The 2014 epidemic of Ebola Virus Disease (EVD), caused by a filovirus, has affected multiple countries in West Africa (Guinea, Liberia, Sierra Leone, Nigeria, and Senegal), along with Spain and the United States, becoming the worst EVD outbreak since its discovery in 1976. Until 2014, previous outbreaks have been confined to smaller geographic areas and often only affected a few hundred people. Confirmed and suspected cases of EVD have now occurred in the United States through human-to-human transmission, requiring the U.S. medical and public health systems to prepare for and respond to domestic cases of EVD. The heightened awareness and attention to the disease in the United States has also led to questions from affected communities on specific characteristics of the virus, how the virus behaves, and personal protective equipment and personal protective behaviors that can be used to prevent its spread and reduce exposure.
At the request of the Office of the Assistant Secretary for Preparedness and Response, the National Institutes of Health, and the Centers for Disease Control and Prevention, the Institute of Medicine , in collaboration with the National Research Council, convened a workshop on November 3, 2014, with key stakeholders and experts to discuss the research priorities that could guide medical and public health practice. Discussions included the degree of transmission and biopersistence of the virus under a range of conditions and on a variety of materials, as well as issues of handling potentially infected materials, decontamination, and the training and personal protective equipment usage of traditional and nontraditional workers involved in the full spectrum of this response. Research Priorities to Inform Public Health and Medical Practice for Ebola Virus Disease summarizes the presentations and discussion of the workshop.

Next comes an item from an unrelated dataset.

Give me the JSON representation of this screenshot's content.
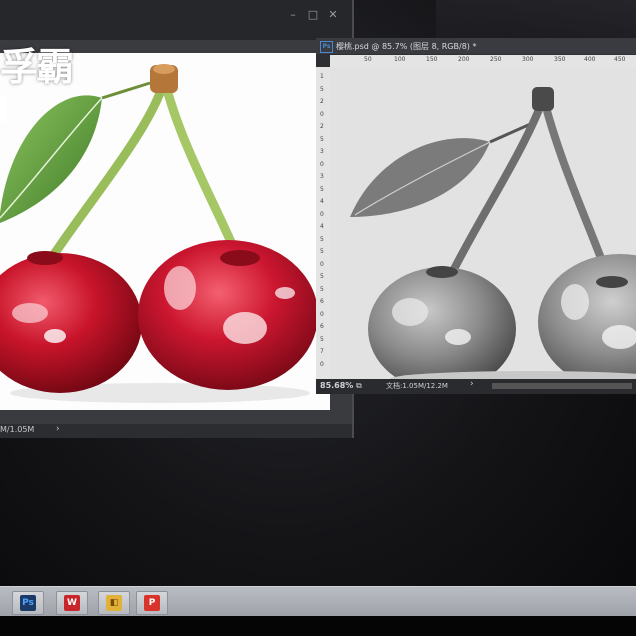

Institute of Medicine and National Research Council. 2014. Research Priorities to Inform Public Health and Medical Practice for Ebola Virus Disease: Workshop in Brief. Washington, DC: The National Academies Press. https://doi.org/10.17226/19004.
|Research Priorities to Inform Public Health and Medical Practice for Ebola Virus Disease: Workshop in Brief||1-10|
The Chapter Skim search tool presents what we've algorithmically identified as the most significant single chunk of text within every page in the chapter. You may select key terms to highlight them within pages of each chapter.
The National Academies Press (NAP) has partnered with Copyright Clearance Center's Rightslink service to offer you a variety of options for reusing NAP content. Through Rightslink, you may request permission to reprint NAP content in another publication, course pack, secure website, or other media. Rightslink allows you to instantly obtain permission, pay related fees, and print a license directly from the NAP website. The complete terms and conditions of your reuse license can be found in the license agreement that will be made available to you during the online order process. To request permission through Rightslink you are required to create an account by filling out a simple online form. The following list describes license reuses offered by the National Academies Press (NAP) through Rightslink:
Click here to obtain permission for the above reuses.If you have questions or comments concerning the Rightslink service, please contact:
Rightslink Customer Care
Tel (toll free): 877/622-5543
To request permission to distribute a PDF, please contact our Customer Service Department at 800-624-6242 for pricing.
To request permission to translate a book published by the National Academies Press or its imprint, the Joseph Henry Press, pleaseclick here to view more information.